## RECORDS TO PROCESS
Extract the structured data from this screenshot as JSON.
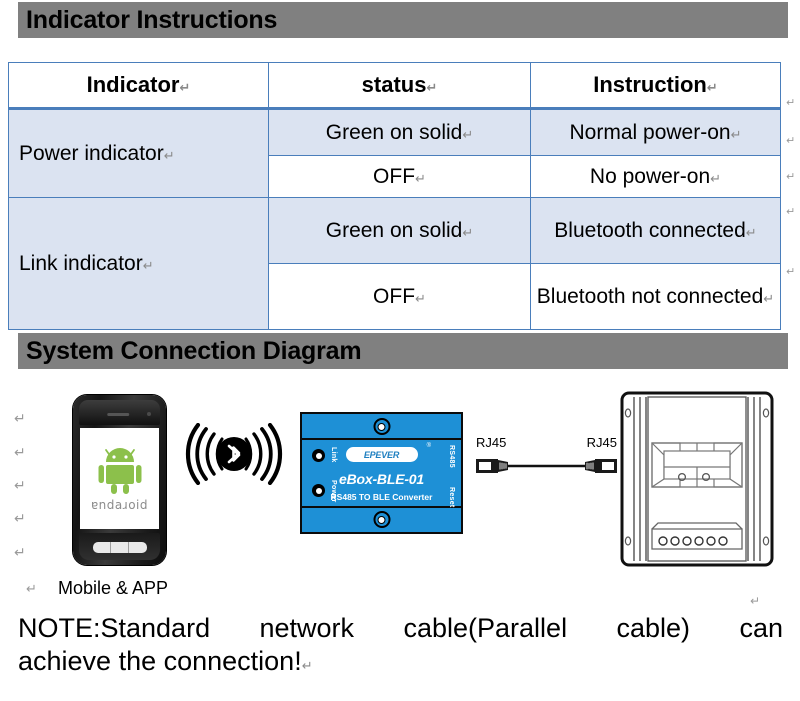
{
  "sections": {
    "indicator": {
      "title": "Indicator Instructions"
    },
    "system": {
      "title": "System Connection Diagram"
    }
  },
  "indicator_table": {
    "headers": [
      "Indicator",
      "status",
      "Instruction"
    ],
    "rows": [
      {
        "indicator": "Power indicator",
        "entries": [
          {
            "status": "Green on solid",
            "instruction": "Normal power-on",
            "shaded": true
          },
          {
            "status": "OFF",
            "instruction": "No power-on",
            "shaded": false
          }
        ]
      },
      {
        "indicator": "Link indicator",
        "entries": [
          {
            "status": "Green on solid",
            "instruction": "Bluetooth connected",
            "shaded": true
          },
          {
            "status": "OFF",
            "instruction": "Bluetooth not connected",
            "shaded": false
          }
        ]
      }
    ],
    "paragraph_mark": "↵"
  },
  "diagram": {
    "phone": {
      "screen_logo": "android-robot-icon",
      "screen_word": "ɐndaɹoid",
      "caption": "Mobile & APP"
    },
    "wireless": {
      "icon": "bluetooth-wireless-icon"
    },
    "converter": {
      "brand": "EPEVER",
      "trademark": "®",
      "model": "eBox-BLE-01",
      "subtitle": "RS485 TO BLE Converter",
      "led_link_label": "Link",
      "led_power_label": "Power",
      "port_rs485_label": "RS485",
      "button_reset_label": "Reset"
    },
    "cable": {
      "left_label": "RJ45",
      "right_label": "RJ45"
    },
    "controller": {
      "icon": "solar-charge-controller-icon"
    },
    "margin_marks": [
      "↵",
      "↵",
      "↵",
      "↵",
      "↵"
    ]
  },
  "note": {
    "line1": "NOTE:Standard   network   cable(Parallel   cable)   can",
    "line2": "achieve the connection!",
    "paragraph_mark": "↵"
  },
  "colors": {
    "heading_bar": "#808080",
    "table_border": "#4a7ebb",
    "table_shaded_row": "#dbe3f1",
    "converter_body": "#1e90d6",
    "android_green": "#8cc04b",
    "epever_blue": "#1e7fc0"
  }
}
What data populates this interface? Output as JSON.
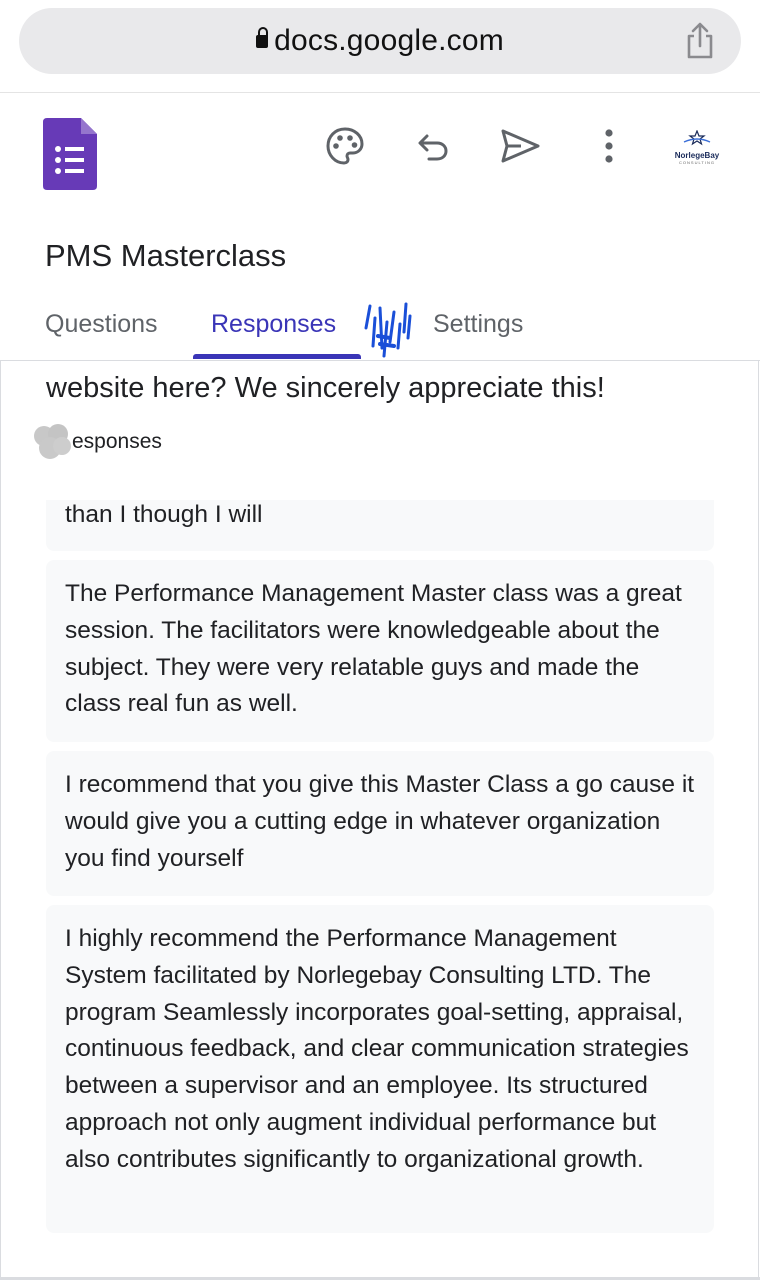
{
  "browser": {
    "url": "docs.google.com"
  },
  "header": {
    "logo_name": "NorlegeBay",
    "logo_sub": "CONSULTING"
  },
  "form": {
    "title": "PMS Masterclass"
  },
  "tabs": [
    {
      "label": "Questions",
      "active": false
    },
    {
      "label": "Responses",
      "active": true
    },
    {
      "label": "Settings",
      "active": false
    }
  ],
  "question": {
    "text": "website here? We sincerely appreciate this!",
    "response_count_label": "esponses"
  },
  "responses": [
    "than I though I will",
    "The Performance Management Master class was a great session. The facilitators were knowledgeable about the subject. They were very relatable guys and made the class real fun as well.",
    "I recommend that you give this Master Class a go cause it would give you a cutting edge in whatever organization you find yourself",
    "I highly recommend the Performance Management System facilitated by Norlegebay Consulting LTD. The program Seamlessly incorporates goal-setting, appraisal, continuous feedback, and clear communication strategies between a supervisor and an employee. Its structured approach not only augment individual performance but also contributes significantly to organizational growth."
  ],
  "colors": {
    "forms_purple": "#673ab7",
    "active_tab": "#3a35b7",
    "response_bg": "#f8f9fa"
  },
  "icons": {
    "lock": "lock-icon",
    "share": "share-icon",
    "palette": "palette-icon",
    "undo": "undo-icon",
    "send": "send-icon",
    "more": "more-vert-icon"
  }
}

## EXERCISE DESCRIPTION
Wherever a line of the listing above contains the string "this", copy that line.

## RESPONSE TO THE EXERCISE
Extract the structured data from this screenshot as JSON.
What data populates this interface? Output as JSON.
    "text": "website here? We sincerely appreciate this!",
    "I recommend that you give this Master Class a go cause it would give you a cutting edge in whatever organization you find yourself",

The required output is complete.